By the middle of the day on Monday, questions flew as to where this or that plant was to go with no agreement. Our little maple tree needed to move to another location, and after much discussion, it moved by itself to Marci’s. By the afternoon my husband and I weren’t speaking too many words to one another because each of us had planted our feet in the toiled ground.   

The two things that can surely create tension in a relationship are where a tree needs to go in the yard and whether to replace the old recliner in the den.

The bickering continued until the evening news interrupted the noise. Hurricane Florence had claimed lives, destroyed land and washed away homes. Animals were trying to escape their flooded surroundings, and rescuers were searching for missing families. 

North and South Carolina are drivable distances, and yet I was a million miles away in my own selfish little world bickering over a piece of land about as big as a postage stamp.

It is sad how we all get caught up in the little things in life. We become anxious, argumentative, and we worry about the minutia of everyday living while others are literally trying to live. On Monday, I spent a good bit of my day acting silly over sod and soil. It was the same day others spent just trying to find dry ground.

Being thankful for blessings is an act, not a sermon. We can write about thankfulness, speak about gratitude and ask God to bless us, but being genuinely appreciative of what has been given us requires us to behave as if we indeed are thankful.

God reminds me every day of the blessings I have, but often I don’t see them, or I choose to ignore the reminders. I am blinded by bling and spoiled by my life. I live in my perfect little world where manicured lawns are the norm, and the cars are parked safely in the garage. The neighbors walk dogs and couples take strolls on warm evenings. My lights illuminate the dark of night, and my refrigerator purrs as it keeps the food safe and cool.

Florence visited my neighbors a few miles away and left them with no yards to tend or cars to drive.

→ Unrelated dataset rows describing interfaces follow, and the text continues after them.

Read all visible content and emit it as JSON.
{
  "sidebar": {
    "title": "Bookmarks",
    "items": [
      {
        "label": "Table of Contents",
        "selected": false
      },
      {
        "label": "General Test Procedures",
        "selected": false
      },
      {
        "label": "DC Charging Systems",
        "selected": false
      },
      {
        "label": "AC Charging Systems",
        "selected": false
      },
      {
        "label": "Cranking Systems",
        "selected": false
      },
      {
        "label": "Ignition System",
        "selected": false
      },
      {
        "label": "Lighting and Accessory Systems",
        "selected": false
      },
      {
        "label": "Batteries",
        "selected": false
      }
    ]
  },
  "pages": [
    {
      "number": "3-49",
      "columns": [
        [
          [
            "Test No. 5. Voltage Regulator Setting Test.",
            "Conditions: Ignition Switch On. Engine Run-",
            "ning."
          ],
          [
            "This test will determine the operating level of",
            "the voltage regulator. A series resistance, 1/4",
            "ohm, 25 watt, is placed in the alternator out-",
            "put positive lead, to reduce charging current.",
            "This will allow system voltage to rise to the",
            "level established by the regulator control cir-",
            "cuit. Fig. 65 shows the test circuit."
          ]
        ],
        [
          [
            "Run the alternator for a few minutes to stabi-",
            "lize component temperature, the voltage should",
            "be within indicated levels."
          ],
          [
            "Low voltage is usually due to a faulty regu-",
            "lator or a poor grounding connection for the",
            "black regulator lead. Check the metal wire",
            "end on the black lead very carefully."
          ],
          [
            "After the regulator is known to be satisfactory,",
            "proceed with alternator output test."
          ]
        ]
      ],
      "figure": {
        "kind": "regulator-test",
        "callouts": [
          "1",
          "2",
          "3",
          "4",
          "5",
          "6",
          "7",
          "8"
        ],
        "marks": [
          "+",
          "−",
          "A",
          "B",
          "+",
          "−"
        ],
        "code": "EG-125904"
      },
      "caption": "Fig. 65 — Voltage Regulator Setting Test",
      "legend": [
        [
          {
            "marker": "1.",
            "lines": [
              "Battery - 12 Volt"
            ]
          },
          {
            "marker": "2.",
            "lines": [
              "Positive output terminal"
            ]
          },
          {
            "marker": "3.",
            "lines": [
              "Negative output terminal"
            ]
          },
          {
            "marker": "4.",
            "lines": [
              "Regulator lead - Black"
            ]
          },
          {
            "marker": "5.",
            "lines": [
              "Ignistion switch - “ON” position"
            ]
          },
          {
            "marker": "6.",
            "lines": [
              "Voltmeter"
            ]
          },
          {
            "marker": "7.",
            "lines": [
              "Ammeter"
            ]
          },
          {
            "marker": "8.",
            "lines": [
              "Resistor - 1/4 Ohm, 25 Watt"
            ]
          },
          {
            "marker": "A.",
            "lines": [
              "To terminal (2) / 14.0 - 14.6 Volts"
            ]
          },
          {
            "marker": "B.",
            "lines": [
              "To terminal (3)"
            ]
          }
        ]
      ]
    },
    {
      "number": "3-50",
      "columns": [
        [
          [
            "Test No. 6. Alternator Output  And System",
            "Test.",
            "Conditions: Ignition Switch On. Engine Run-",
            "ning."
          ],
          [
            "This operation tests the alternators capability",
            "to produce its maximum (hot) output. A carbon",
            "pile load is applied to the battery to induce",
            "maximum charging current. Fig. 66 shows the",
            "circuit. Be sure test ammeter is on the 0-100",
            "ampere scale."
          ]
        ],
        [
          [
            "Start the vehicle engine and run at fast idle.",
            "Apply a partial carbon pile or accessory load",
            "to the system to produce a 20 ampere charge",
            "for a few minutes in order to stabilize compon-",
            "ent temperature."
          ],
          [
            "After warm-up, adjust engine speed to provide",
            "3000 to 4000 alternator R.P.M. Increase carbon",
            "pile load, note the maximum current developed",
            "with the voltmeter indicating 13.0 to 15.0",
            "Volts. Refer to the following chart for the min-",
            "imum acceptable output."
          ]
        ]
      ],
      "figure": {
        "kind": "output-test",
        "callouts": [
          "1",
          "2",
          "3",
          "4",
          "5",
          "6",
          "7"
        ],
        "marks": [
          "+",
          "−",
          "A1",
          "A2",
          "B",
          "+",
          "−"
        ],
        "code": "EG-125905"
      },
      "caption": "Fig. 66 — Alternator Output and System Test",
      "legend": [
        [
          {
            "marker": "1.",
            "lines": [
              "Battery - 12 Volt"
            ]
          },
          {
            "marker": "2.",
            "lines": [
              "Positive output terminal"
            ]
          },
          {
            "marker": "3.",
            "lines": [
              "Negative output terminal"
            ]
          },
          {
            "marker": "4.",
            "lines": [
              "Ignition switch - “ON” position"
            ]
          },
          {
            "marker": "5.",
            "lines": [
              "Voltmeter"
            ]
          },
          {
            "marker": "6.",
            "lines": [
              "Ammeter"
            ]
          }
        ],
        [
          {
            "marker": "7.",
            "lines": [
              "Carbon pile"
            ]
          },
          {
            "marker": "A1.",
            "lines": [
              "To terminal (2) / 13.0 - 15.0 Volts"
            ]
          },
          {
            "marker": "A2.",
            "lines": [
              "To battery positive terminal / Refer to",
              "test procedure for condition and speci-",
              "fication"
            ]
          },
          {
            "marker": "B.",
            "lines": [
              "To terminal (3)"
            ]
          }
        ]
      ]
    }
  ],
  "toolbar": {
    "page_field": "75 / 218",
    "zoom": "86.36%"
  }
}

The cool evenings find submerged streets in subdivisions shrouded by the blackness of the night, and the purring of all things electrical has been silenced. Families have vanished, and the houses they once called homes are filled with dark water as the shrill howl of a dog is heard in the distance.

While I think about this scene, I see a message.  I hear a reminder. I must count my blessings while I search for a number to donate a tree or a recliner or money, so my neighbors can one day return home and dream of a manicured yard where blooming flowers again dot their lawns with vibrant colors.

To donate to the American Red Cross, visit  Redcross.org or call 1-800-435-7669.